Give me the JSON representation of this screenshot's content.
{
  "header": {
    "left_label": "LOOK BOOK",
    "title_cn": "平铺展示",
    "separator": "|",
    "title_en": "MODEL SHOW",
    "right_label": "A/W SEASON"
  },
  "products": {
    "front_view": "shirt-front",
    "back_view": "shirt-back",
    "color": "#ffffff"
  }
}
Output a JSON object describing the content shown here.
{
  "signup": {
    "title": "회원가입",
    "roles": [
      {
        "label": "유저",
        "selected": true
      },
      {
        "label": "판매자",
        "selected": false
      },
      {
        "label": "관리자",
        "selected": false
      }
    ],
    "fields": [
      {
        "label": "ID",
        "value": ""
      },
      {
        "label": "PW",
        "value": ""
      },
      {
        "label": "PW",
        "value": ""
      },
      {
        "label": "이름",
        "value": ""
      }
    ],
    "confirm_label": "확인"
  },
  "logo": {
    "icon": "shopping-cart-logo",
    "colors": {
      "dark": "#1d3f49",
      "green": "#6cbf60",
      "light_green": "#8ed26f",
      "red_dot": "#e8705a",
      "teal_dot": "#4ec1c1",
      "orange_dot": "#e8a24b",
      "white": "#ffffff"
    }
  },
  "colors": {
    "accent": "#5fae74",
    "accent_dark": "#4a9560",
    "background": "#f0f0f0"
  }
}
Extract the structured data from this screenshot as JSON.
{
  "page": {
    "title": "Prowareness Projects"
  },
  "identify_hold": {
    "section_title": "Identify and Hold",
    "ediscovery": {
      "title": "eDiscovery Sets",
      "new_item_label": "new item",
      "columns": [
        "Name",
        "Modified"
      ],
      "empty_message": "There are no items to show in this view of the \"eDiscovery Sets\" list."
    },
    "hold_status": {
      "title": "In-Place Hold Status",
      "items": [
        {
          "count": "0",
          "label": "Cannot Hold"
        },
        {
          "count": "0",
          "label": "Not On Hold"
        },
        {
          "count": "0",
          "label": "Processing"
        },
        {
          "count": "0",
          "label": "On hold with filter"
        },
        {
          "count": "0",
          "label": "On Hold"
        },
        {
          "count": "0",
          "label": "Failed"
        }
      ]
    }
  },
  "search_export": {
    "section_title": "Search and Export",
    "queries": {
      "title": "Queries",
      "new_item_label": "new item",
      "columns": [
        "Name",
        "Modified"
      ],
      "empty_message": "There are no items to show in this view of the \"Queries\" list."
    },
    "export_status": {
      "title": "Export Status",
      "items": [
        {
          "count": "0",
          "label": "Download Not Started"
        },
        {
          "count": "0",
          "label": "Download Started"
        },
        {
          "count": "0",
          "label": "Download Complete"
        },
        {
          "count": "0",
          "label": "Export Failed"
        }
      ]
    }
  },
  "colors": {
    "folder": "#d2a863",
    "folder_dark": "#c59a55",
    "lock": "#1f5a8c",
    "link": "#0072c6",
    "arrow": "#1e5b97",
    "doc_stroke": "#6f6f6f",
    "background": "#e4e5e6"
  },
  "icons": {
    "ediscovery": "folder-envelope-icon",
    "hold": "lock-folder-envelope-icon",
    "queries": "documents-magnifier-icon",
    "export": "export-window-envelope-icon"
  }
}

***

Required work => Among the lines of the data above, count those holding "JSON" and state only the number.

Answer below => 3